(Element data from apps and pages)

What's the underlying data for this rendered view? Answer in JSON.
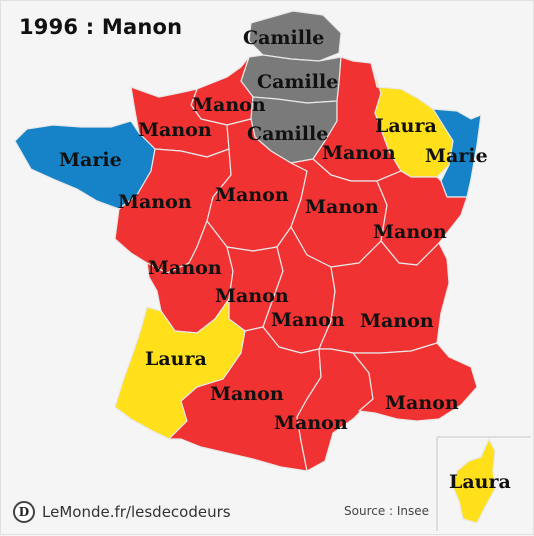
{
  "title": "1996 : Manon",
  "colors": {
    "Manon": "#f03232",
    "Camille": "#7a7a7a",
    "Laura": "#ffe01a",
    "Marie": "#1683c8",
    "border": "#e8e8e8",
    "background": "#f5f5f5"
  },
  "regions": [
    {
      "id": "nord",
      "name_shown": "Camille"
    },
    {
      "id": "picardie",
      "name_shown": "Camille"
    },
    {
      "id": "haute-normandie",
      "name_shown": "Manon"
    },
    {
      "id": "ile-de-france",
      "name_shown": "Camille"
    },
    {
      "id": "basse-normandie",
      "name_shown": "Manon"
    },
    {
      "id": "champagne-ardenne",
      "name_shown": "Manon"
    },
    {
      "id": "lorraine",
      "name_shown": "Laura"
    },
    {
      "id": "alsace",
      "name_shown": "Marie"
    },
    {
      "id": "bretagne",
      "name_shown": "Marie"
    },
    {
      "id": "pays-de-la-loire",
      "name_shown": "Manon"
    },
    {
      "id": "centre",
      "name_shown": "Manon"
    },
    {
      "id": "bourgogne",
      "name_shown": "Manon"
    },
    {
      "id": "franche-comte",
      "name_shown": "Manon"
    },
    {
      "id": "poitou-charentes",
      "name_shown": "Manon"
    },
    {
      "id": "limousin",
      "name_shown": "Manon"
    },
    {
      "id": "auvergne",
      "name_shown": "Manon"
    },
    {
      "id": "rhone-alpes",
      "name_shown": "Manon"
    },
    {
      "id": "aquitaine",
      "name_shown": "Laura"
    },
    {
      "id": "midi-pyrenees",
      "name_shown": "Manon"
    },
    {
      "id": "languedoc-roussillon",
      "name_shown": "Manon"
    },
    {
      "id": "provence-alpes-cote-dazur",
      "name_shown": "Manon"
    },
    {
      "id": "corse",
      "name_shown": "Laura"
    }
  ],
  "footer": {
    "brand_logo_letter": "D",
    "brand": "LeMonde.fr/lesdecodeurs",
    "source": "Source : Insee"
  }
}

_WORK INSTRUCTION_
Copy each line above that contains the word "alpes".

_EXPECTED ANSWER_
      "id": "rhone-alpes",
      "id": "provence-alpes-cote-dazur",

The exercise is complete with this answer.